DATA TO PROCESS:
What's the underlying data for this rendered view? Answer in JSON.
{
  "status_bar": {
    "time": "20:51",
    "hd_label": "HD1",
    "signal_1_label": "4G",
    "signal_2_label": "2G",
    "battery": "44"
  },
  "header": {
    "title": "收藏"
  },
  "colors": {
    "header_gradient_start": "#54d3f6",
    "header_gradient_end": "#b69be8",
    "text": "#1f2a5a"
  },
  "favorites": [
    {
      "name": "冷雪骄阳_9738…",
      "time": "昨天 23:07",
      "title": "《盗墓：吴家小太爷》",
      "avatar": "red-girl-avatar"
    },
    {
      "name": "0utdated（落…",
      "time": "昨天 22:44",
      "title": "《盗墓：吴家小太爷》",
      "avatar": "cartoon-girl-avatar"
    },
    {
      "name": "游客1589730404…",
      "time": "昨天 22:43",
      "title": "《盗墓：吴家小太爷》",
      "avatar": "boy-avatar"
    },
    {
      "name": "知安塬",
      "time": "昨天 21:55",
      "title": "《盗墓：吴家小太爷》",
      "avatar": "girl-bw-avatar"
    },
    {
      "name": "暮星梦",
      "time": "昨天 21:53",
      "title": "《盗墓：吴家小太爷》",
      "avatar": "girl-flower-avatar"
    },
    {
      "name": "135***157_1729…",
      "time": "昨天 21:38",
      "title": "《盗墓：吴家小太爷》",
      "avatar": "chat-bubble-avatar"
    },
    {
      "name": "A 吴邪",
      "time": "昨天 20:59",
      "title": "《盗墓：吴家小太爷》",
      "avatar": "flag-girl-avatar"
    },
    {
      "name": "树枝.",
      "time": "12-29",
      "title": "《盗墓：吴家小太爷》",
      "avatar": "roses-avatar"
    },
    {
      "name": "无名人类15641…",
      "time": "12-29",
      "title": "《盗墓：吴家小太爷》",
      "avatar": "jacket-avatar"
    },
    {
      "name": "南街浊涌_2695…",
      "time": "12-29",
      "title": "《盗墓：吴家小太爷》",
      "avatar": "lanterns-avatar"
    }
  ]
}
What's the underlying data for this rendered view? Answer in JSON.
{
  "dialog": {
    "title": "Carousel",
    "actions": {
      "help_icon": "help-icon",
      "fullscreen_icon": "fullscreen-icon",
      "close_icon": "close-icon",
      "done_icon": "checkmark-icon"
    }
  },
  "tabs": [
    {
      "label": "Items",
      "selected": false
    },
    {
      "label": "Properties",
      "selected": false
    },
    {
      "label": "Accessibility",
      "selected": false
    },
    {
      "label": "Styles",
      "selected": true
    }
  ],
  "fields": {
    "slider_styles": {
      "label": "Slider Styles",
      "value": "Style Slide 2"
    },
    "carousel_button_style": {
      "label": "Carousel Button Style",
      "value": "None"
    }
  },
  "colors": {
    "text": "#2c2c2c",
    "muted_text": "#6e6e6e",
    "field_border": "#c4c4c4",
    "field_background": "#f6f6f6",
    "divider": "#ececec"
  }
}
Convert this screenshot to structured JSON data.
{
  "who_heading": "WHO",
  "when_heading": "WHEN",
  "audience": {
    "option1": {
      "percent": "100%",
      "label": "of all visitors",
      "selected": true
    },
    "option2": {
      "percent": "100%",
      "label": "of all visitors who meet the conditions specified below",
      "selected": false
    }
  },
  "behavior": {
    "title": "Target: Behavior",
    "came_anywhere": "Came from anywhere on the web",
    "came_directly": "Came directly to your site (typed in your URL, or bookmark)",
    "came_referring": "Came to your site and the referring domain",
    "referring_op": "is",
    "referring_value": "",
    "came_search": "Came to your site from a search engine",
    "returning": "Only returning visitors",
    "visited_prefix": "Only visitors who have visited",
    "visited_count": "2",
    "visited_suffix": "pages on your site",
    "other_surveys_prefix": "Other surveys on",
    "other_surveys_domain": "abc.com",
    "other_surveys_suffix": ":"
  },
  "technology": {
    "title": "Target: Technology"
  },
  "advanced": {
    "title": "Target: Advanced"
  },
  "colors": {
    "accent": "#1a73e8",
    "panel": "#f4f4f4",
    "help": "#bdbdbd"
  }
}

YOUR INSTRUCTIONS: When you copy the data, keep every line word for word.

RESPONSE:
What's the underlying data for this rendered view? Answer in JSON.
{
  "status_bar": {
    "time": "20:51",
    "hd_label": "HD1",
    "signal_1_label": "4G",
    "signal_2_label": "2G",
    "battery": "44"
  },
  "header": {
    "title": "收藏"
  },
  "colors": {
    "header_gradient_start": "#54d3f6",
    "header_gradient_end": "#b69be8",
    "text": "#1f2a5a"
  },
  "favorites": [
    {
      "name": "冷雪骄阳_9738…",
      "time": "昨天 23:07",
      "title": "《盗墓：吴家小太爷》",
      "avatar": "red-girl-avatar"
    },
    {
      "name": "0utdated（落…",
      "time": "昨天 22:44",
      "title": "《盗墓：吴家小太爷》",
      "avatar": "cartoon-girl-avatar"
    },
    {
      "name": "游客1589730404…",
      "time": "昨天 22:43",
      "title": "《盗墓：吴家小太爷》",
      "avatar": "boy-avatar"
    },
    {
      "name": "知安塬",
      "time": "昨天 21:55",
      "title": "《盗墓：吴家小太爷》",
      "avatar": "girl-bw-avatar"
    },
    {
      "name": "暮星梦",
      "time": "昨天 21:53",
      "title": "《盗墓：吴家小太爷》",
      "avatar": "girl-flower-avatar"
    },
    {
      "name": "135***157_1729…",
      "time": "昨天 21:38",
      "title": "《盗墓：吴家小太爷》",
      "avatar": "chat-bubble-avatar"
    },
    {
      "name": "A 吴邪",
      "time": "昨天 20:59",
      "title": "《盗墓：吴家小太爷》",
      "avatar": "flag-girl-avatar"
    },
    {
      "name": "树枝.",
      "time": "12-29",
      "title": "《盗墓：吴家小太爷》",
      "avatar": "roses-avatar"
    },
    {
      "name": "无名人类15641…",
      "time": "12-29",
      "title": "《盗墓：吴家小太爷》",
      "avatar": "jacket-avatar"
    },
    {
      "name": "南街浊涌_2695…",
      "time": "12-29",
      "title": "《盗墓：吴家小太爷》",
      "avatar": "lanterns-avatar"
    }
  ]
}
What's the underlying data for this rendered view? Answer in JSON.
{
  "dialog": {
    "title": "Carousel",
    "actions": {
      "help_icon": "help-icon",
      "fullscreen_icon": "fullscreen-icon",
      "close_icon": "close-icon",
      "done_icon": "checkmark-icon"
    }
  },
  "tabs": [
    {
      "label": "Items",
      "selected": false
    },
    {
      "label": "Properties",
      "selected": false
    },
    {
      "label": "Accessibility",
      "selected": false
    },
    {
      "label": "Styles",
      "selected": true
    }
  ],
  "fields": {
    "slider_styles": {
      "label": "Slider Styles",
      "value": "Style Slide 2"
    },
    "carousel_button_style": {
      "label": "Carousel Button Style",
      "value": "None"
    }
  },
  "colors": {
    "text": "#2c2c2c",
    "muted_text": "#6e6e6e",
    "field_border": "#c4c4c4",
    "field_background": "#f6f6f6",
    "divider": "#ececec"
  }
}
Convert this screenshot to structured JSON data.
{
  "who_heading": "WHO",
  "when_heading": "WHEN",
  "audience": {
    "option1": {
      "percent": "100%",
      "label": "of all visitors",
      "selected": true
    },
    "option2": {
      "percent": "100%",
      "label": "of all visitors who meet the conditions specified below",
      "selected": false
    }
  },
  "behavior": {
    "title": "Target: Behavior",
    "came_anywhere": "Came from anywhere on the web",
    "came_directly": "Came directly to your site (typed in your URL, or bookmark)",
    "came_referring": "Came to your site and the referring domain",
    "referring_op": "is",
    "referring_value": "",
    "came_search": "Came to your site from a search engine",
    "returning": "Only returning visitors",
    "visited_prefix": "Only visitors who have visited",
    "visited_count": "2",
    "visited_suffix": "pages on your site",
    "other_surveys_prefix": "Other surveys on",
    "other_surveys_domain": "abc.com",
    "other_surveys_suffix": ":"
  },
  "technology": {
    "title": "Target: Technology"
  },
  "advanced": {
    "title": "Target: Advanced"
  },
  "colors": {
    "accent": "#1a73e8",
    "panel": "#f4f4f4",
    "help": "#bdbdbd"
  }
}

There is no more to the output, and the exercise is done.